Unveiling the hidden dimensions of poverty

Special Contribution 0.1

By Xavier Godinot, International Movement ATD Fourth World

"For the first time...research places a bridge across [the] gulf in the measurement approaches to poverty in rich and poor countries…allowing us to see poverty through a single perspective…The research shed light on the hidden dimensions of poverty, the parts that we obviously don’t see, that are not easily observable: the stigma; the prejudice; the discrimination of those living in poverty; the problems and obstacles that they regularly encounter; how poor people are treated; how isolated they are; how disempowered they are… and how isolated they are made to feel by the rest of us."
(Angel Gurria, Secretary General, OECD, 10 May 2019)

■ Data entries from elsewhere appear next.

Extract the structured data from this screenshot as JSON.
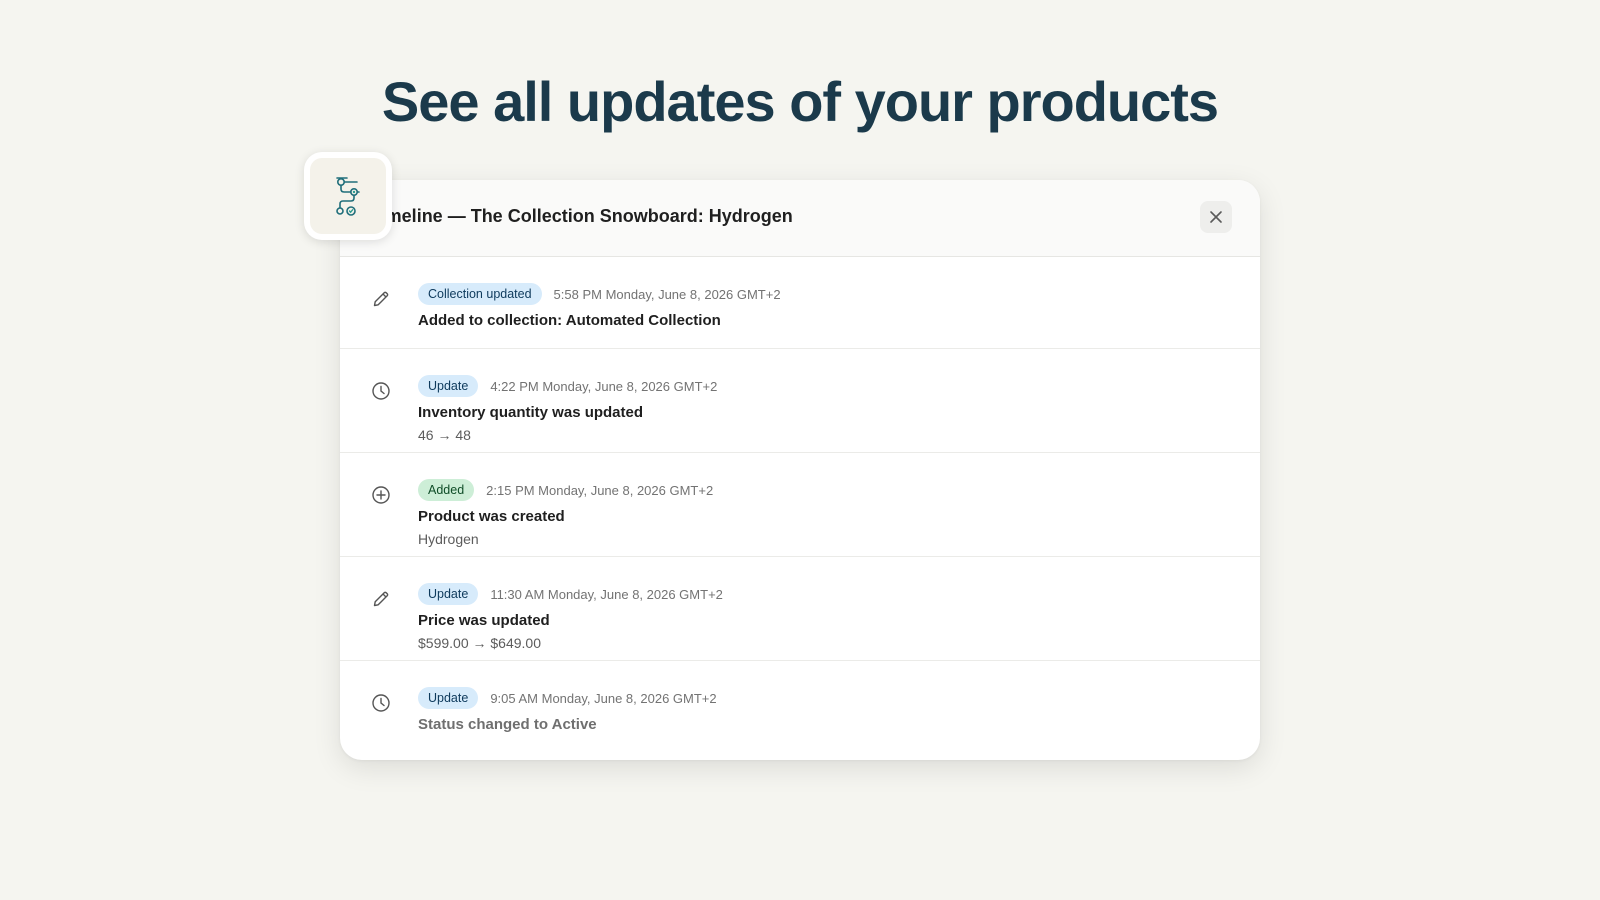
{
  "headline": "See all updates of your products",
  "modal": {
    "title": "Timeline — The Collection Snowboard: Hydrogen",
    "close_icon": "close-icon"
  },
  "app_icon": "timeline-app-icon",
  "colors": {
    "headline": "#1b3a4b",
    "badge_blue_bg": "#d7ebfb",
    "badge_green_bg": "#cdeed7",
    "accent_teal": "#1f8a7f"
  },
  "events": [
    {
      "icon": "pencil-icon",
      "badge": "Collection updated",
      "badge_color": "blue",
      "timestamp": "5:58 PM Monday, June 8, 2026 GMT+2",
      "title": "Added to collection: Automated Collection",
      "detail": ""
    },
    {
      "icon": "clock-icon",
      "badge": "Update",
      "badge_color": "blue",
      "timestamp": "4:22 PM Monday, June 8, 2026 GMT+2",
      "title": "Inventory quantity was updated",
      "detail": "46 → 48"
    },
    {
      "icon": "plus-circle-icon",
      "badge": "Added",
      "badge_color": "green",
      "timestamp": "2:15 PM Monday, June 8, 2026 GMT+2",
      "title": "Product was created",
      "detail": "Hydrogen"
    },
    {
      "icon": "pencil-icon",
      "badge": "Update",
      "badge_color": "blue",
      "timestamp": "11:30 AM Monday, June 8, 2026 GMT+2",
      "title": "Price was updated",
      "detail": "$599.00 → $649.00"
    },
    {
      "icon": "clock-icon",
      "badge": "Update",
      "badge_color": "blue",
      "timestamp": "9:05 AM Monday, June 8, 2026 GMT+2",
      "title": "Status changed to Active",
      "detail": ""
    }
  ]
}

Angel Gurria was speaking at the launch of a research report, The Hidden Dimensions of Poverty, 1 which fundamentally challenges global conceptions of the nature of poverty. This participatory research, led by ATD-Fourth World and the University of Oxford, has sought to refine the understanding and measurement of poverty by engaging with people directly experiencing poverty, practitioners and academics.

The 2030 Agenda recognizes that poverty is multidimensional. However, apart from income poverty, hitherto these dimensions have not been well-specified, several of them have gone unrecognized, and the ways in which they all interact to shape the experience of poverty has not been properly understood.

The research has involved teams in Bangladesh, Bolivia, France, Tanzania, the United Kingdom and the USA. People with direct experience of poverty, academics and practitioners, worked together as equals. The research process – termed Merging of Knowledge – has made possible a transformation in thinking at individual, community and national levels through the generation and sharing of knowledge.

Reaching out to listen to literally hundreds of people experiencing poverty, researchers combined their knowledge with that of academics and practitioners through a process of multiple discussions in which the knowledge held by each group has been collectively challenged and evaluated. The result of each national process is a set of dimensions able to define poverty in that country, as required to meet SDG target 1.2 to reduce poverty in all of its dimensions, according to national definitions.

Comparing the six country-level sets of poverty dimensions through face-to-face discussions involving representatives of the national teams, it became apparent that many dimensions were local manifestations of the same underlying attributes of poverty. Therefore, we concluded that the complexity of poverty is best described in terms of three inter-related sets of three dimensions each: core experience, relational dynamics and privations (see Figure 1).

The nine dimensions, and hence the experience of poverty, are further understood to be modified by five factors: identity; timing and duration; location; environment and environmental policy; and cultural beliefs.

The relational dimensions of poverty, unlike the privations, have similarly received little attention from policy-makers and academics. And yet there was a very close agreement between people experiencing poverty, practitioners and academics about how relational dimensions shape poverty. There was similar agreement about the importance of the interactions between dimensions.

In the six countries people expressed very strongly the suffering resulting from disempowerment caused by privation and maltreatment and the way people respond to it through struggle and resistance. Poverty is dynamic and people in poverty are typically proactive not passive. Policy-makers especially need to take all of these factors into account when designing programmes to reduce poverty.


Xavier Godinot is Research Director at the International Movement ATD Fourth World.